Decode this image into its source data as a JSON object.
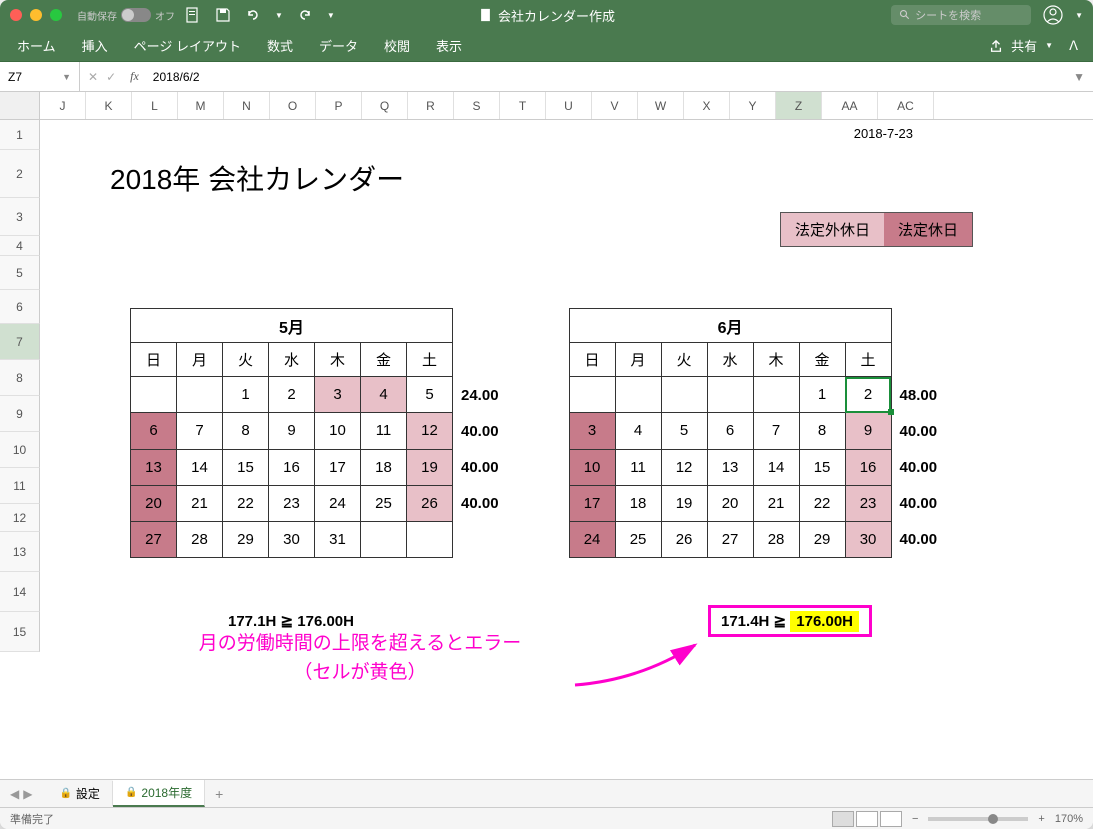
{
  "titlebar": {
    "autosave_label": "自動保存",
    "autosave_state": "オフ",
    "doc_title": "会社カレンダー作成",
    "search_placeholder": "シートを検索"
  },
  "tabs": {
    "home": "ホーム",
    "insert": "挿入",
    "page_layout": "ページ レイアウト",
    "formulas": "数式",
    "data": "データ",
    "review": "校閲",
    "view": "表示",
    "share": "共有"
  },
  "namebox": {
    "cell": "Z7",
    "formula": "2018/6/2"
  },
  "columns": [
    "J",
    "K",
    "L",
    "M",
    "N",
    "O",
    "P",
    "Q",
    "R",
    "S",
    "T",
    "U",
    "V",
    "W",
    "X",
    "Y",
    "Z",
    "AA",
    "AC"
  ],
  "active_col": "Z",
  "rows": [
    "1",
    "2",
    "3",
    "4",
    "5",
    "6",
    "7",
    "8",
    "9",
    "10",
    "11",
    "12",
    "13",
    "14",
    "15"
  ],
  "active_row": "7",
  "sheet": {
    "date_stamp": "2018-7-23",
    "title": "2018年 会社カレンダー",
    "legend_extra": "法定外休日",
    "legend_legal": "法定休日"
  },
  "calendar_may": {
    "month": "5月",
    "days": [
      "日",
      "月",
      "火",
      "水",
      "木",
      "金",
      "土"
    ],
    "rows": [
      [
        {
          "v": ""
        },
        {
          "v": ""
        },
        {
          "v": "1"
        },
        {
          "v": "2"
        },
        {
          "v": "3",
          "c": "holiday-extra"
        },
        {
          "v": "4",
          "c": "holiday-extra"
        },
        {
          "v": "5"
        }
      ],
      [
        {
          "v": "6",
          "c": "holiday-legal"
        },
        {
          "v": "7"
        },
        {
          "v": "8"
        },
        {
          "v": "9"
        },
        {
          "v": "10"
        },
        {
          "v": "11"
        },
        {
          "v": "12",
          "c": "holiday-extra"
        }
      ],
      [
        {
          "v": "13",
          "c": "holiday-legal"
        },
        {
          "v": "14"
        },
        {
          "v": "15"
        },
        {
          "v": "16"
        },
        {
          "v": "17"
        },
        {
          "v": "18"
        },
        {
          "v": "19",
          "c": "holiday-extra"
        }
      ],
      [
        {
          "v": "20",
          "c": "holiday-legal"
        },
        {
          "v": "21"
        },
        {
          "v": "22"
        },
        {
          "v": "23"
        },
        {
          "v": "24"
        },
        {
          "v": "25"
        },
        {
          "v": "26",
          "c": "holiday-extra"
        }
      ],
      [
        {
          "v": "27",
          "c": "holiday-legal"
        },
        {
          "v": "28"
        },
        {
          "v": "29"
        },
        {
          "v": "30"
        },
        {
          "v": "31"
        },
        {
          "v": ""
        },
        {
          "v": ""
        }
      ]
    ],
    "hours": [
      "24.00",
      "40.00",
      "40.00",
      "40.00",
      ""
    ],
    "summary": "177.1H ≧ 176.00H"
  },
  "calendar_jun": {
    "month": "6月",
    "days": [
      "日",
      "月",
      "火",
      "水",
      "木",
      "金",
      "土"
    ],
    "rows": [
      [
        {
          "v": ""
        },
        {
          "v": ""
        },
        {
          "v": ""
        },
        {
          "v": ""
        },
        {
          "v": ""
        },
        {
          "v": "1"
        },
        {
          "v": "2",
          "sel": true
        }
      ],
      [
        {
          "v": "3",
          "c": "holiday-legal"
        },
        {
          "v": "4"
        },
        {
          "v": "5"
        },
        {
          "v": "6"
        },
        {
          "v": "7"
        },
        {
          "v": "8"
        },
        {
          "v": "9",
          "c": "holiday-extra"
        }
      ],
      [
        {
          "v": "10",
          "c": "holiday-legal"
        },
        {
          "v": "11"
        },
        {
          "v": "12"
        },
        {
          "v": "13"
        },
        {
          "v": "14"
        },
        {
          "v": "15"
        },
        {
          "v": "16",
          "c": "holiday-extra"
        }
      ],
      [
        {
          "v": "17",
          "c": "holiday-legal"
        },
        {
          "v": "18"
        },
        {
          "v": "19"
        },
        {
          "v": "20"
        },
        {
          "v": "21"
        },
        {
          "v": "22"
        },
        {
          "v": "23",
          "c": "holiday-extra"
        }
      ],
      [
        {
          "v": "24",
          "c": "holiday-legal"
        },
        {
          "v": "25"
        },
        {
          "v": "26"
        },
        {
          "v": "27"
        },
        {
          "v": "28"
        },
        {
          "v": "29"
        },
        {
          "v": "30",
          "c": "holiday-extra"
        }
      ]
    ],
    "hours": [
      "48.00",
      "40.00",
      "40.00",
      "40.00",
      "40.00"
    ],
    "summary_left": "171.4H ≧ ",
    "summary_right": "176.00H"
  },
  "annotation": {
    "line1": "月の労働時間の上限を超えるとエラー",
    "line2": "（セルが黄色）"
  },
  "sheet_tabs": {
    "tab1": "設定",
    "tab2": "2018年度"
  },
  "statusbar": {
    "status": "準備完了",
    "zoom": "170%"
  }
}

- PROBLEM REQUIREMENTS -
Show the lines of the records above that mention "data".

- WRITTEN RESPONSE -
Decode this image into its source data as a JSON object.
    "data": "データ",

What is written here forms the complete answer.